We have related for readers in prior blog posts the status of Georgia as being within a distinct minority of states to not provide legal counsel to indigent parents involved in child support matters. Several thousand parents facing civil contempt charges were incarcerated in state jails last year after state attorneys commenced litigation against them for failure to pay their support obligations.
We reported recently on a Georgia-related topic that is garnering an increasing amount of national attention, namely, the incarceration of persons deemed "deadbeat parents" by the state for their delinquency on child support payments (please see our January 9 blog post).
Georgia is one of only a handful of states across the country that does not provide lawyers to indigent parents who are facing civil contempt charges in child support matters.
For years, you couldn't keep Terrell Owens -- the you-can't-miss-me professional football star known for both his prodigious talent and outsized personality -- off the football field.
An interesting website called Salary Money that lets people compute and examine their salary in real time from different perspectives specializes in providing some eye-opening details about the money that celebrities -- especially sports stars -- make.
Ever since he first stepped on a professional basketball court, NBA legend and certain hall-of famer Allen Iverson has been a media mainstay, having been a scoring champion, most valuable player and marketing magnet.
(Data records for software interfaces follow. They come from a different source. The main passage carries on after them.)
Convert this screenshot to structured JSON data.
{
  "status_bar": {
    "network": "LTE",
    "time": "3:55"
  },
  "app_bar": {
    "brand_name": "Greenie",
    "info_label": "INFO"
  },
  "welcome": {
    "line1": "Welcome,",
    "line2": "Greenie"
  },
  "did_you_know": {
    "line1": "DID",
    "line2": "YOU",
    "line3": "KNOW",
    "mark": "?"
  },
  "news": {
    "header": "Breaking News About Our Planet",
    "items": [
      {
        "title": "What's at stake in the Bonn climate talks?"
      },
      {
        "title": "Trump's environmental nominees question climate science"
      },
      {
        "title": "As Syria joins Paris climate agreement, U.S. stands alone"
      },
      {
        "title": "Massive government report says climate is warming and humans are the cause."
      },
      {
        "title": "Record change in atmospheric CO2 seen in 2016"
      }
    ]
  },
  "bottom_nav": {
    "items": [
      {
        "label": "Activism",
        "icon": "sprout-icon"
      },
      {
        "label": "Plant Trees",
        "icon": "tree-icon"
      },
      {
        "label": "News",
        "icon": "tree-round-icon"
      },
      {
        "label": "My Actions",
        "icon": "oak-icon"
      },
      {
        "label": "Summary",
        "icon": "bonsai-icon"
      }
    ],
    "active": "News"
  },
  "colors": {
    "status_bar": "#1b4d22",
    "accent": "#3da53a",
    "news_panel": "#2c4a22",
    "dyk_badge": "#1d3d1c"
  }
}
A lawsuit filed earlier this week in Fulton County Superior Court spotlights indigent parents in Georgia who have been jailed or imprisoned for their inability to pay child support. The case challenges the state's assumption that "deadbeat parents" who are locked up because of failure to pay should not be accorded the same right to legal counsel that indigents charged with other crimes have.